Whenever a line in the material below includes "Ujian", copy that line.

******************************

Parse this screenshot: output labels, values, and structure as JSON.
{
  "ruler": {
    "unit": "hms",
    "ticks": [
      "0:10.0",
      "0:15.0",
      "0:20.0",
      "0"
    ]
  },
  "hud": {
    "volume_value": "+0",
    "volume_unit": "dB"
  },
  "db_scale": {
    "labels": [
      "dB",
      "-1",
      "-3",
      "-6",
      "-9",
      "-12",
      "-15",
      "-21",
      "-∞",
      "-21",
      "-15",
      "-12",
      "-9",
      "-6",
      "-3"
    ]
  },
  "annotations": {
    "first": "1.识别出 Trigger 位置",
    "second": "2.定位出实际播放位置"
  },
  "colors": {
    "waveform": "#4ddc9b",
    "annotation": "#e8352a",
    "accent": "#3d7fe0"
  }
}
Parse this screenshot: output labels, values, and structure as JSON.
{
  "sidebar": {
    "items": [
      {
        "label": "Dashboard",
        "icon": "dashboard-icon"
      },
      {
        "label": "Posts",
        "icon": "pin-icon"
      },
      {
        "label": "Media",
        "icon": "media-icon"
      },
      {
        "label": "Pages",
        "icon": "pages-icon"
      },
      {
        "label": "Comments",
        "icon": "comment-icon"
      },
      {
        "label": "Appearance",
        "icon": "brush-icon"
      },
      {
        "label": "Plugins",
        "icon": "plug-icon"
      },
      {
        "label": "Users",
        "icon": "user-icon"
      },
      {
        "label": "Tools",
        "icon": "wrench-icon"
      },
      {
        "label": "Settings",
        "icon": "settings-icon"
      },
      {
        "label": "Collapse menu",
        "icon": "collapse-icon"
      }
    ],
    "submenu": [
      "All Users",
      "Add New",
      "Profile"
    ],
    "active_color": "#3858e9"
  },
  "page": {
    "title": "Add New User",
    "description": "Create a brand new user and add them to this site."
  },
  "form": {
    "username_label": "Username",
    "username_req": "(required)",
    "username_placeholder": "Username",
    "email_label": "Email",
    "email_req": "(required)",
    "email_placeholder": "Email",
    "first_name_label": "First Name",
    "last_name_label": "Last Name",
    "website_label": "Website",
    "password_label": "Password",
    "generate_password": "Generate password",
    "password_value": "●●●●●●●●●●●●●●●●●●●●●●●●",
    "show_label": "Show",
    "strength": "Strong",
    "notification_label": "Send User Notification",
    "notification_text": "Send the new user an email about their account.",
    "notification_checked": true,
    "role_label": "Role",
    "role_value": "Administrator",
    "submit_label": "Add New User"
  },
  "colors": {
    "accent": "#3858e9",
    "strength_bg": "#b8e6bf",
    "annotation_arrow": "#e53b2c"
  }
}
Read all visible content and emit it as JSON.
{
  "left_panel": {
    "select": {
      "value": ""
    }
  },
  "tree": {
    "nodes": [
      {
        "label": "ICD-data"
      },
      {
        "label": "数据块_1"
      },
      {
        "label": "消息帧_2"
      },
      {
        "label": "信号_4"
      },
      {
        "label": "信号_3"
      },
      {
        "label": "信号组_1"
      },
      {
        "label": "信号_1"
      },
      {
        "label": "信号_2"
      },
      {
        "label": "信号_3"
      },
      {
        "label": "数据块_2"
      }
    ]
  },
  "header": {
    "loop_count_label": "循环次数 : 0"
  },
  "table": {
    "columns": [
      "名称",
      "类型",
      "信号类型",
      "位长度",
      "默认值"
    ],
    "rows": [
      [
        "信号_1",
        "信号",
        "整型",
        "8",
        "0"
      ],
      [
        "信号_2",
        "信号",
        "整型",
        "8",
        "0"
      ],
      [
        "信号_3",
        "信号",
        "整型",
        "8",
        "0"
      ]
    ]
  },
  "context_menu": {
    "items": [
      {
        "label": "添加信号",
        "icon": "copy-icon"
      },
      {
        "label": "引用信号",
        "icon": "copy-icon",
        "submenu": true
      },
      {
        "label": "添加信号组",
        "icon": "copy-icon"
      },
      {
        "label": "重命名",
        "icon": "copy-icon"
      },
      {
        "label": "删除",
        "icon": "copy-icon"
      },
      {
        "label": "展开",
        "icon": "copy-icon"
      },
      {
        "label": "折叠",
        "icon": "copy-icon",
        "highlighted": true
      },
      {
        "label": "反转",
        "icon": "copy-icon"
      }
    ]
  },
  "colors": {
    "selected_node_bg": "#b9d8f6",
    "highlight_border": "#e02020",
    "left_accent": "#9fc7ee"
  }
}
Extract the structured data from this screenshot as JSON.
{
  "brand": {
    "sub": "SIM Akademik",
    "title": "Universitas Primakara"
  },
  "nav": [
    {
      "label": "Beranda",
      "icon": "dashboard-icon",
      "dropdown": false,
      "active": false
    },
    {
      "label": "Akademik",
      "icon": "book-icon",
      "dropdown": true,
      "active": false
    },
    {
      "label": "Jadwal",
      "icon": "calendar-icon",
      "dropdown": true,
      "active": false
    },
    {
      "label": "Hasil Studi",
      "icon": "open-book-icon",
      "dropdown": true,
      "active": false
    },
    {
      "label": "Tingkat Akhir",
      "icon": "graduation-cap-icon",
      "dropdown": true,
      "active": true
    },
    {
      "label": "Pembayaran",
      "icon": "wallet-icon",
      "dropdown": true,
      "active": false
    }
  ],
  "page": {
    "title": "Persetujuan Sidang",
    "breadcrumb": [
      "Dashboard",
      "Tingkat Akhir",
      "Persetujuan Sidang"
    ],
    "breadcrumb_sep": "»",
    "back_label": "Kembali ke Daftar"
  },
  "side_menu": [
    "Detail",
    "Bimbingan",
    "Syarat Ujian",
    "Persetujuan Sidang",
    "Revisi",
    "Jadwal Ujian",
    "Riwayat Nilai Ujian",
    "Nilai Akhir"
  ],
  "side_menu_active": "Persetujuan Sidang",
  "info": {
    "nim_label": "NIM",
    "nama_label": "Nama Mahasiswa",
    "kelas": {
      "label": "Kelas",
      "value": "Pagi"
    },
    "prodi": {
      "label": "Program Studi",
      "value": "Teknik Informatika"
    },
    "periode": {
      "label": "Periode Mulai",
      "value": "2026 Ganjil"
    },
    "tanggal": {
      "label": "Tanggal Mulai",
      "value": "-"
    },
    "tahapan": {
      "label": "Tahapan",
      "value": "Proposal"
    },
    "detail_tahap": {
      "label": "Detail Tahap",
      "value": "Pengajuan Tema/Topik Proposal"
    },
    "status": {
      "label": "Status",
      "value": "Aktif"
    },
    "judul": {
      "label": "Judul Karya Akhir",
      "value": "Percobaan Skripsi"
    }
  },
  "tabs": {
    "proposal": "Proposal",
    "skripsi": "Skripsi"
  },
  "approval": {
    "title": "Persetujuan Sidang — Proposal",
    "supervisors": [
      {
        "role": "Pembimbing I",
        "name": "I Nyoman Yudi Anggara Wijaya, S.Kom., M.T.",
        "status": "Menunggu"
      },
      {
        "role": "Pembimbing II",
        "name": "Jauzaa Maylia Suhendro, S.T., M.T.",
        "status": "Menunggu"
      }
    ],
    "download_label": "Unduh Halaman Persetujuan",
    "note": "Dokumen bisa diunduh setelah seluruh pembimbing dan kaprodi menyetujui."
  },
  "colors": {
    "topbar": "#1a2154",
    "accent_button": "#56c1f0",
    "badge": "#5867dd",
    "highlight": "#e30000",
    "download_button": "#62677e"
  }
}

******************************

▶ **Task answer**:
    "Syarat Ujian",
    "Jadwal Ujian",
    "Riwayat Nilai Ujian",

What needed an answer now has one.